“Hands up those of you who’ve visited the Gardens at Stowe?” the teacher asks his class of thirty and 15 hands shoot up.
“But, how many of this class have toured the State Rooms of Stowe House, I wonder?” Just one hand is raised.
That’s the problem facing Stowe House Preservation Trust, its vibrant Visitor Services Manager, Ruth Peters, and her flock of 60 enthusiastic volunteers: ensuring that everyone knows that the refulgent glories inside England’s greatest country house are as accessible and user-friendly as its gardens which are widely recognized as one of the wonders of the world.
At the height of its fame, thousands of people from across North Bucks laboured in and around Stowe House. The success of a country house was inversely proportional to the visibility of its domestic staff who beavered away like H.G Wells’ morlocks in a twilight world beyond and below the green baize door. Generations of North Bucks folk were born to fawn. One visitor to Stowe noted in 1765, “I never saw so large a house so well conducted: servants that have no embarras, no noise, but all attention and respect.” Now, new workmen toil in their place to turn for instance the supporting space under the central Marble Saloon into a 21st century Visitor Centre. In years to come, its interactive features will be key to visitors’ understanding of the history of the Stowe estate. Yet, no quantity of electronic wizardry and mind-blowing gizmos will obviate the need for human warmth, a good welcome and support behind the scenes.
Stowe House Preservation Plan was created in 1997 to restore and develop the main mansion of Stowe. This massive undertaking was structured in six phases. Phases one, two and three, which involved vital external work, were completed by the middle of 2011. Since then, attention has moved inside and has involved restoration of the jewel in the mansion’s crown: those grandiloquent State Rooms at the heart of the piano nobile. When Ruth Peters showed me around, I noted that work upon the Marble Saloon and State Library had been completed whilst the Music Room had been readied for the arrival of the cleaned copy of The Dance of the Hours which will, once again, become the magnificent centrepiece to its ceiling. Ruth told me of the growing excitement amongst her volunteers, as those who had seen the restored image had spoken of its freshness and newly revealed, significant detailing. Beyond the Great Library I could see conservators readying the Blue Drawing Room which they were returning to the 3rd Duke of Buckingham’s genteel Victorian scheme using real blue silk damask set off by plenty of gilding. This week large scaffolding has gone up in the North Hall as work starts in situ to restore its 1732 William Kent ceiling.
Next Friday, November 21, Stowe House Preservation Trust is holding a volunteering open day, a chance to hear and to see what Stowe can do for you and vice-versa.

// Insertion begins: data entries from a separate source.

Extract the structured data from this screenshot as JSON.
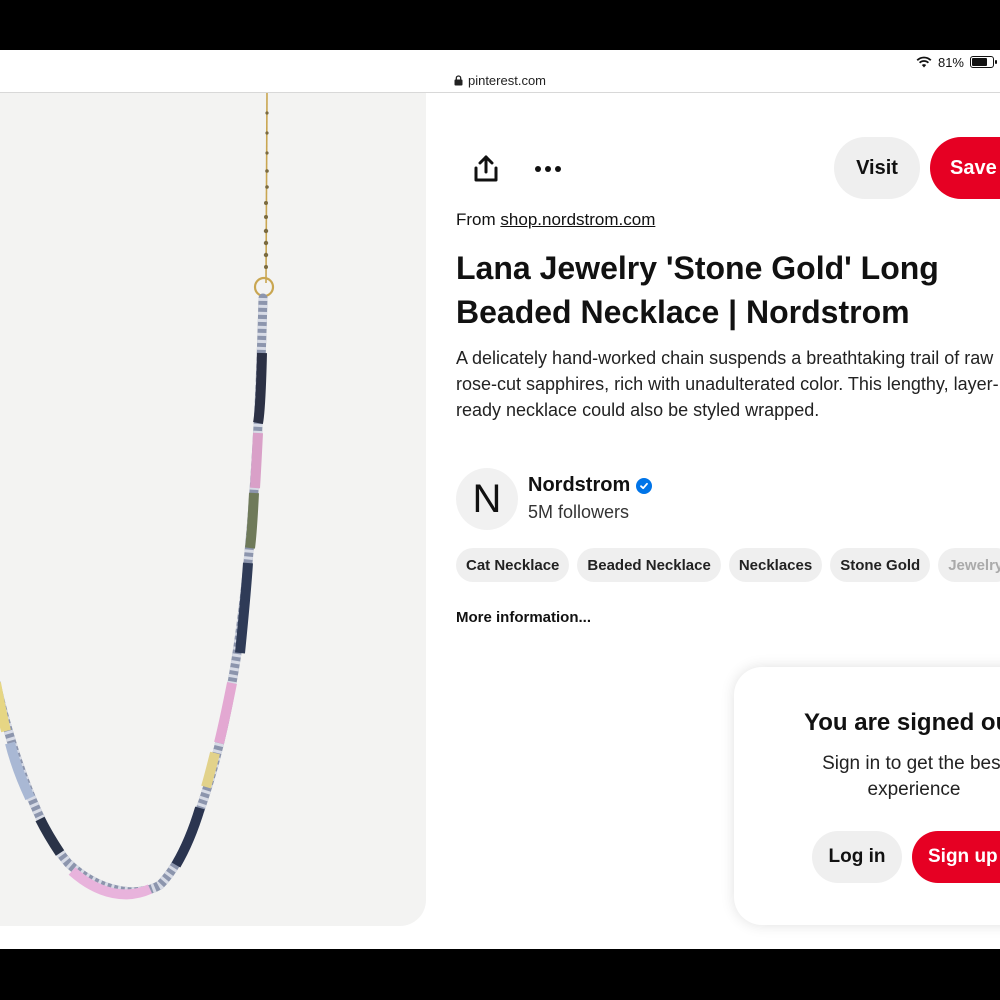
{
  "status_bar": {
    "battery_percent": "81%",
    "battery_level": 0.81,
    "wifi_icon": "wifi-icon"
  },
  "browser": {
    "url": "pinterest.com",
    "lock_icon": "lock-icon"
  },
  "actions": {
    "share_icon": "share-icon",
    "more_icon": "more-options-icon",
    "visit_label": "Visit",
    "save_label": "Save"
  },
  "pin": {
    "from_label": "From",
    "source_link": "shop.nordstrom.com",
    "title": "Lana Jewelry 'Stone Gold' Long Beaded Necklace | Nordstrom",
    "description": "A delicately hand-worked chain suspends a breathtaking trail of raw rose-cut sapphires, rich with unadulterated color. This lengthy, layer-ready necklace could also be styled wrapped."
  },
  "creator": {
    "avatar_letter": "N",
    "name": "Nordstrom",
    "followers": "5M followers",
    "verified_icon": "verified-badge-icon"
  },
  "tags": [
    "Cat Necklace",
    "Beaded Necklace",
    "Necklaces",
    "Stone Gold",
    "Jewelry"
  ],
  "more_info": "More information...",
  "signin": {
    "title": "You are signed out",
    "subtitle": "Sign in to get the best experience",
    "login_label": "Log in",
    "signup_label": "Sign up"
  },
  "colors": {
    "brand_red": "#e60023",
    "button_gray": "#efefef",
    "verified_blue": "#0074e8"
  }
}
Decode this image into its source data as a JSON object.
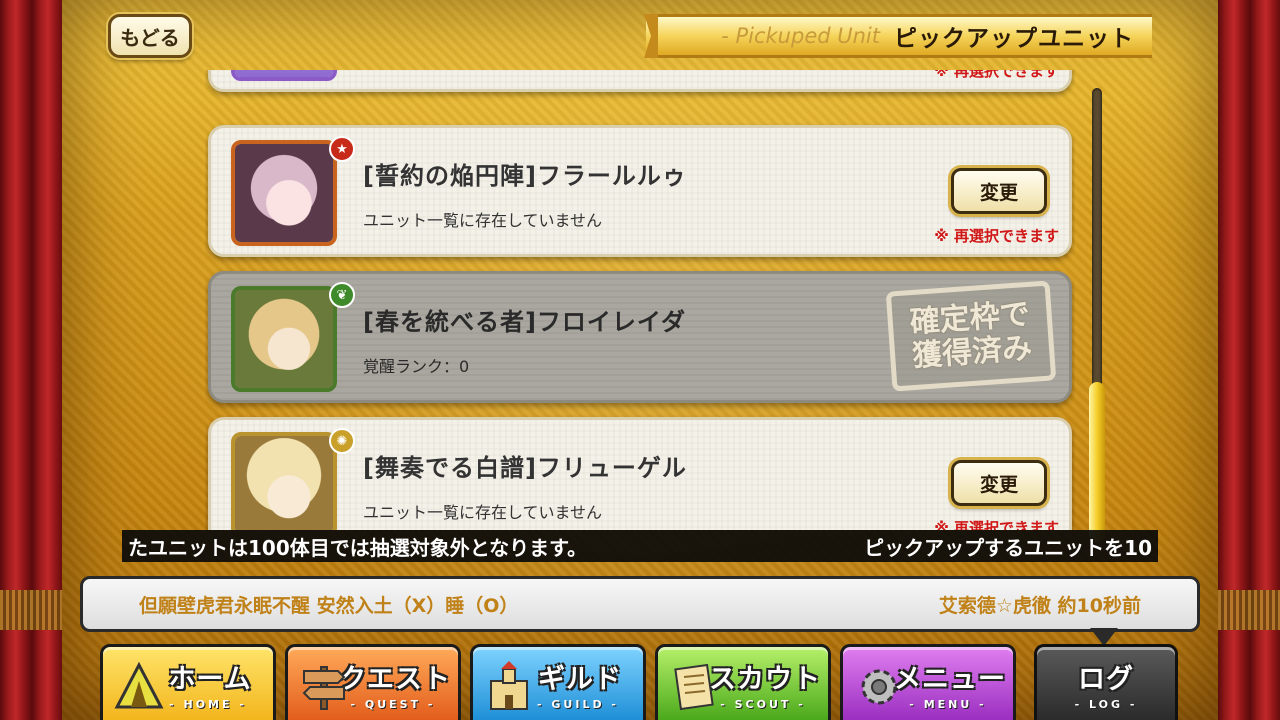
{
  "header": {
    "back_label": "もどる",
    "title_en": "- Pickuped Unit",
    "title_jp": "ピックアップユニット"
  },
  "list": {
    "top_partial_reselect": "※ 再選択できます",
    "cards": [
      {
        "name": "[誓約の焔円陣]フラールルゥ",
        "subtext": "ユニット一覧に存在していません",
        "button": "変更",
        "note": "※ 再選択できます",
        "attribute_icon": "fire-star-icon"
      },
      {
        "name": "[春を統べる者]フロイレイダ",
        "subtext": "覚醒ランク：0",
        "stamp_line1": "確定枠で",
        "stamp_line2": "獲得済み",
        "attribute_icon": "leaf-icon"
      },
      {
        "name": "[舞奏でる白譜]フリューゲル",
        "subtext": "ユニット一覧に存在していません",
        "button": "変更",
        "note": "※ 再選択できます",
        "attribute_icon": "sun-icon"
      }
    ]
  },
  "ticker": {
    "left": "たユニットは100体目では抽選対象外となります。",
    "right": "ピックアップするユニットを10"
  },
  "log": {
    "message": "但願壁虎君永眠不醒 安然入土（X）睡（O）",
    "author_time": "艾索德☆虎徹 約10秒前"
  },
  "nav": {
    "home": {
      "label": "ホーム",
      "sub": "- HOME -"
    },
    "quest": {
      "label": "クエスト",
      "sub": "- QUEST -"
    },
    "guild": {
      "label": "ギルド",
      "sub": "- GUILD -"
    },
    "scout": {
      "label": "スカウト",
      "sub": "- SCOUT -"
    },
    "menu": {
      "label": "メニュー",
      "sub": "- MENU -"
    },
    "log": {
      "label": "ログ",
      "sub": "- LOG -"
    }
  }
}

I’m certain that if you report to the North Front Entrance to Stowe House, between 2pm and 6pm, there will be an experienced volunteer to show you ‘the works’.